Facing salary delays, civil servant found refuge in fruits business

Facing salary delays, civil servant found refuge in fruits business

At the ever busy University of Juba junction, businesses thrive. But along the road to Al Giada Military Hospital you will find 39 year old Alek Aguer’s grocery stall with neatly arranged rows fruits.

A bunch of other women in the same trade have also lined up. Each has put their best foot forward in ensuring they get maximum number of customers.

While every other woman has their story, Alek’s story is way different from theirs. On this day when we catch up with her for this interview, he would be in a newsroom as a reporter or editror, or in some communication department in government ministry or NGO.

But the fine-looking journalist-turned-fruit-seller stands out with her compelling smile and relatively long – natural hair.

Her table displays variety of juicy fruits such as mangoes, bananas, oranges, apples among others.

“I lost my husband years back during the war and have no one to ask for help,” she tells me when we get time to have this interview.

The civil war left death and suffering in its wake, coupled with limited opportunities for survival for many South Sudan nationals. But for Alek and scores other women whose husbands in the military paid the ultimate price, this was a whole different story.

Left with nothing but to contend with raising the kids singlehandedly through the biting economic crisis, she had to think fast about to do next as the government job she was doing could no longer support her family as the salary delayed for months.

Alek, a seasoned journalist, was an employee of the University of Juba’s communication department where she edited the varsity’s monthly ‘Jarvarsity’ newsletter.

But for months the salaries were not forthcoming and she had to make a bold step, immediately.

It has become a new normal for most civil servants to go for as many as six months without pay as a result of a combination of factors attributed to the civil war, including the decline in oil revenues, a major revenue for government.

But her children were not about to hear the challenges the country was facing. She was a mother and she had to provide.

 “One time during the Christmas holidays, I spent the whole salary that I receive from University on my kids and myself and I was actually bankrupt to the extent of spending three days without food. That was the turning point,” she says.

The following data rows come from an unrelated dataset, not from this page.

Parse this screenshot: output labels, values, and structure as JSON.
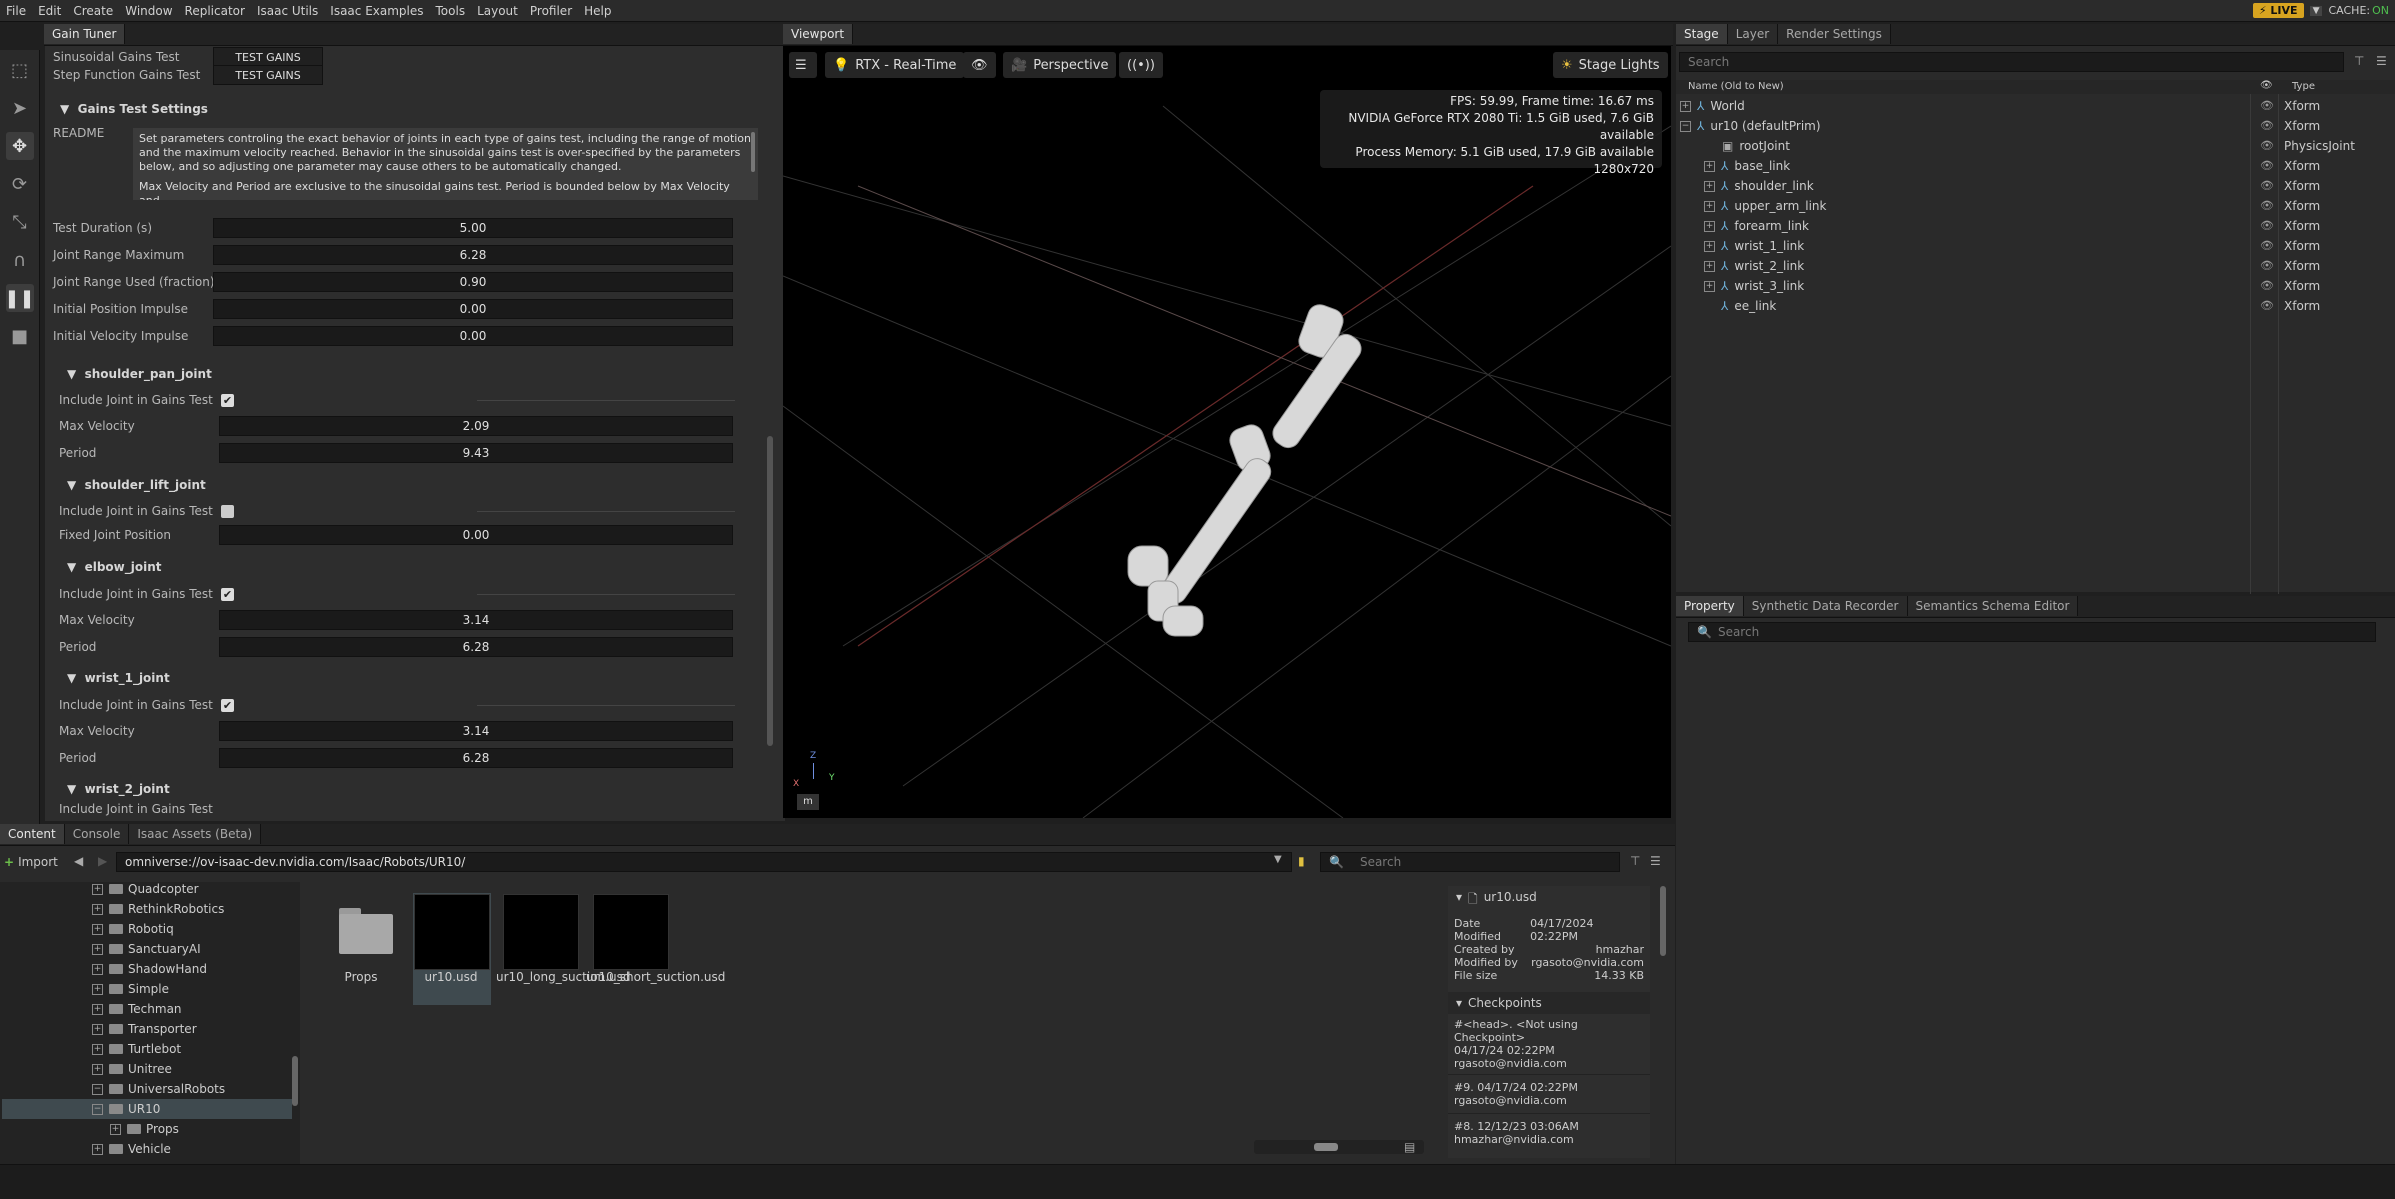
{
  "menu": [
    "File",
    "Edit",
    "Create",
    "Window",
    "Replicator",
    "Isaac Utils",
    "Isaac Examples",
    "Tools",
    "Layout",
    "Profiler",
    "Help"
  ],
  "live": "LIVE",
  "cache_label": "CACHE:",
  "cache_value": "ON",
  "gain": {
    "tab": "Gain Tuner",
    "sinusoidal_label": "Sinusoidal Gains Test",
    "step_label": "Step Function Gains Test",
    "test_gains": "TEST GAINS",
    "settings_header": "Gains Test Settings",
    "readme_label": "README",
    "readme_text": "Set parameters controling the exact behavior of joints in each type of gains test, including the range of motion and the maximum velocity reached.  Behavior in the sinusoidal gains test is over-specified by the parameters below, and so adjusting one parameter may cause others to be automatically changed.",
    "readme_text2": "Max Velocity and Period are exclusive to the sinusoidal gains test. Period is bounded below by Max Velocity and",
    "params": [
      {
        "label": "Test Duration (s)",
        "value": "5.00"
      },
      {
        "label": "Joint Range Maximum",
        "value": "6.28"
      },
      {
        "label": "Joint Range Used (fraction)",
        "value": "0.90"
      },
      {
        "label": "Initial Position Impulse",
        "value": "0.00"
      },
      {
        "label": "Initial Velocity Impulse",
        "value": "0.00"
      }
    ],
    "include": "Include Joint in Gains Test",
    "maxvel": "Max Velocity",
    "period": "Period",
    "fixed": "Fixed Joint Position",
    "joints": [
      {
        "name": "shoulder_pan_joint",
        "v1": "2.09",
        "v2": "9.43"
      },
      {
        "name": "shoulder_lift_joint",
        "v1": "0.00"
      },
      {
        "name": "elbow_joint",
        "v1": "3.14",
        "v2": "6.28"
      },
      {
        "name": "wrist_1_joint",
        "v1": "3.14",
        "v2": "6.28"
      },
      {
        "name": "wrist_2_joint"
      }
    ]
  },
  "viewport": {
    "tab": "Viewport",
    "render": "RTX - Real-Time",
    "camera": "Perspective",
    "lights": "Stage Lights",
    "stats": [
      "FPS: 59.99, Frame time: 16.67 ms",
      "NVIDIA GeForce RTX 2080 Ti: 1.5 GiB used, 7.6 GiB available",
      "Process Memory: 5.1 GiB used, 17.9 GiB available",
      "1280x720"
    ],
    "axis_z": "Z",
    "axis_x": "X",
    "axis_y": "Y",
    "unit": "m"
  },
  "stage": {
    "tabs": [
      "Stage",
      "Layer",
      "Render Settings"
    ],
    "search": "Search",
    "col_name": "Name (Old to New)",
    "col_type": "Type",
    "rows": [
      {
        "name": "World",
        "type": "Xform"
      },
      {
        "name": "ur10 (defaultPrim)",
        "type": "Xform"
      },
      {
        "name": "rootJoint",
        "type": "PhysicsJoint"
      },
      {
        "name": "base_link",
        "type": "Xform"
      },
      {
        "name": "shoulder_link",
        "type": "Xform"
      },
      {
        "name": "upper_arm_link",
        "type": "Xform"
      },
      {
        "name": "forearm_link",
        "type": "Xform"
      },
      {
        "name": "wrist_1_link",
        "type": "Xform"
      },
      {
        "name": "wrist_2_link",
        "type": "Xform"
      },
      {
        "name": "wrist_3_link",
        "type": "Xform"
      },
      {
        "name": "ee_link",
        "type": "Xform"
      }
    ]
  },
  "property": {
    "tabs": [
      "Property",
      "Synthetic Data Recorder",
      "Semantics Schema Editor"
    ],
    "search": "Search"
  },
  "content": {
    "tabs": [
      "Content",
      "Console",
      "Isaac Assets (Beta)"
    ],
    "import": "Import",
    "path": "omniverse://ov-isaac-dev.nvidia.com/Isaac/Robots/UR10/",
    "search": "Search",
    "tree": [
      "Quadcopter",
      "RethinkRobotics",
      "Robotiq",
      "SanctuaryAI",
      "ShadowHand",
      "Simple",
      "Techman",
      "Transporter",
      "Turtlebot",
      "Unitree",
      "UniversalRobots",
      "UR10",
      "Props",
      "Vehicle"
    ],
    "files": [
      "Props",
      "ur10.usd",
      "ur10_long_suction.usd",
      "ur10_short_suction.usd"
    ],
    "info": {
      "file": "ur10.usd",
      "date_label": "Date Modified",
      "date": "04/17/2024 02:22PM",
      "created_label": "Created by",
      "created": "hmazhar",
      "modified_label": "Modified by",
      "modified": "rgasoto@nvidia.com",
      "size_label": "File size",
      "size": "14.33 KB",
      "checkpoints": "Checkpoints",
      "cp": [
        {
          "a": "#<head>.   <Not using Checkpoint>",
          "b": "04/17/24 02:22PM",
          "c": "rgasoto@nvidia.com"
        },
        {
          "a": "#9.   04/17/24 02:22PM",
          "b": "",
          "c": "rgasoto@nvidia.com"
        },
        {
          "a": "#8.   12/12/23 03:06AM",
          "b": "",
          "c": "hmazhar@nvidia.com"
        }
      ]
    }
  }
}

That is when she abandoned her job in the Communications Department at the Juba University to venture into the murky waters of groceries business.

With a capital of only 20,000 SSP, an equivalent of 50 United States Dollars or less, the determined mother of three decided to venture into hawking fruits along roadsides in January this year.

But this was not going to be a walk in the park as she would soon discover. Selling perishable goods like fruits was not an easy job. It was worse for beginners like her who had not made regular customers yet.

“I found myself struggling to find customers to buy my goods before they go bad in one or two days,” she says.

Already a social media creative, Alek decided to start advertising on Facebook.

“I can still remember what I wrote. The post read: Hi guys! Come and buy my fruits. I am selling fruits at the roadside near the University of Juba along Giada road,” she says with a smile, no doubt reminiscing the struggles she has endured to be where she is right now.

She had the maximum number of Facebook friends –  5000 – and  to some of them, they thought she was joking.

After a series of posts, the results started showing.

“When they realized that indeed I was serious, they started coming to my stall to buy. I appreciate everyone who has been part of this journey with me,” says an emotional Alek.

More than five months after enduring dust, smoke and deafening noise fruit moving cars, Alek is literally reaping fruits of fruits vending.

She recalls a near-death experience when a driver rammed into her stall, smashing everything to pieces. She however escaped unhurt.

“This is a risk we have to live with. We are selling just a few inches away from the tarmac. While it is dangerous, the fact is that this place is convenient for customers because of the road junction,” she says.

“I know I will consume smoke on the road and sweat but that is not bad because when I go home after the business, I will take bath and rest like others with my money,” she says then bursts into a hearty laughter.

Alek says she hopes her struggles will inspire other single women. She says that it is important that a woman, particularly a single woman becomes self-sufficient financially.

“I started with my small table and a tray that I brought from my house. Now I can comfortably feed my children. I will be a complete woman the day I will see more and more women who have been in my shoes joining the train,” she says.

Right now she has established another branch of her business in Sherikat suburb, and she looks to open more in strategic places within Juba in the near future.

“It is good my business has grown. While I can employ a few to help me run the different businesses, I will be happier to see others joining me in this and other business as entrepreneurs,” says Alek.

She says women, whether single or not must take good care of their children, because people are single for different reasons.

“I am single because I have lost my husband, other people are single because of other reasons and some can even be single because their husband could not take care of their kids. If the woman is the one taking care of the family and the man is just there seated without doing anything, then that woman is single,” she says.